## Your goal
Give back the entries verbatim.

## Data
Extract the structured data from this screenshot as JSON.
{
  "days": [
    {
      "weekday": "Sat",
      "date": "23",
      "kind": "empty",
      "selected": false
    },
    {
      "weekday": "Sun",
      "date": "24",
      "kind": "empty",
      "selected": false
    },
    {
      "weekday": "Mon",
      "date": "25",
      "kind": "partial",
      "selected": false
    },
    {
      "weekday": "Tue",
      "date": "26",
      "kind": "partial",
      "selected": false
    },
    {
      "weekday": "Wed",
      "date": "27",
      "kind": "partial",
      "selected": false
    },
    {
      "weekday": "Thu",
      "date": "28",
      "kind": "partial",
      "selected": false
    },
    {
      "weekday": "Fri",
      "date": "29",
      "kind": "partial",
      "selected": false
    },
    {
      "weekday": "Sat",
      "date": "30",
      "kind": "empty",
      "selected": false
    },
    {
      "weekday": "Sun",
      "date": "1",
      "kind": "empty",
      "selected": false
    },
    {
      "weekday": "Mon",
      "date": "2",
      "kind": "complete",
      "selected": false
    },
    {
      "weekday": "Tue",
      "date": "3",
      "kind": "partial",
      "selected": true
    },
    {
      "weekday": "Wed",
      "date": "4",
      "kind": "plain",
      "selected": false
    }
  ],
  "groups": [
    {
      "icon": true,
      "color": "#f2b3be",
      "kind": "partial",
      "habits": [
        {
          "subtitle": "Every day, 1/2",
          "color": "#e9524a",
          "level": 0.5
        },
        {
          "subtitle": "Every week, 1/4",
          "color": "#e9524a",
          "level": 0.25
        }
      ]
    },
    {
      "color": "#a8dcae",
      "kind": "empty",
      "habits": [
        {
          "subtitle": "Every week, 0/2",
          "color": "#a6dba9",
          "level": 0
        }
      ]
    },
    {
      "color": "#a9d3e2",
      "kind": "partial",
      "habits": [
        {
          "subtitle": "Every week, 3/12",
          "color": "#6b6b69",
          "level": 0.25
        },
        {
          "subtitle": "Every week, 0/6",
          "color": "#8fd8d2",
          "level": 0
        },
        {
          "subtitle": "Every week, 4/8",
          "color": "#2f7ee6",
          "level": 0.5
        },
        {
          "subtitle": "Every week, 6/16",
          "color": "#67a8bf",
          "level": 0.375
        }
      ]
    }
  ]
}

## Output
Extract the structured data from this screenshot as JSON.
{
  "days": [
    {
      "weekday": "Sat",
      "date": "23",
      "kind": "empty",
      "selected": false
    },
    {
      "weekday": "Sun",
      "date": "24",
      "kind": "empty",
      "selected": false
    },
    {
      "weekday": "Mon",
      "date": "25",
      "kind": "partial",
      "selected": false
    },
    {
      "weekday": "Tue",
      "date": "26",
      "kind": "partial",
      "selected": false
    },
    {
      "weekday": "Wed",
      "date": "27",
      "kind": "partial",
      "selected": false
    },
    {
      "weekday": "Thu",
      "date": "28",
      "kind": "partial",
      "selected": false
    },
    {
      "weekday": "Fri",
      "date": "29",
      "kind": "partial",
      "selected": false
    },
    {
      "weekday": "Sat",
      "date": "30",
      "kind": "empty",
      "selected": false
    },
    {
      "weekday": "Sun",
      "date": "1",
      "kind": "empty",
      "selected": false
    },
    {
      "weekday": "Mon",
      "date": "2",
      "kind": "complete",
      "selected": false
    },
    {
      "weekday": "Tue",
      "date": "3",
      "kind": "partial",
      "selected": true
    },
    {
      "weekday": "Wed",
      "date": "4",
      "kind": "plain",
      "selected": false
    }
  ],
  "groups": [
    {
      "icon": true,
      "color": "#f2b3be",
      "kind": "partial",
      "habits": [
        {
          "subtitle": "Every day, 1/2",
          "color": "#e9524a",
          "level": 0.5
        },
        {
          "subtitle": "Every week, 1/4",
          "color": "#e9524a",
          "level": 0.25
        }
      ]
    },
    {
      "color": "#a8dcae",
      "kind": "empty",
      "habits": [
        {
          "subtitle": "Every week, 0/2",
          "color": "#a6dba9",
          "level": 0
        }
      ]
    },
    {
      "color": "#a9d3e2",
      "kind": "partial",
      "habits": [
        {
          "subtitle": "Every week, 3/12",
          "color": "#6b6b69",
          "level": 0.25
        },
        {
          "subtitle": "Every week, 0/6",
          "color": "#8fd8d2",
          "level": 0
        },
        {
          "subtitle": "Every week, 4/8",
          "color": "#2f7ee6",
          "level": 0.5
        },
        {
          "subtitle": "Every week, 6/16",
          "color": "#67a8bf",
          "level": 0.375
        }
      ]
    }
  ]
}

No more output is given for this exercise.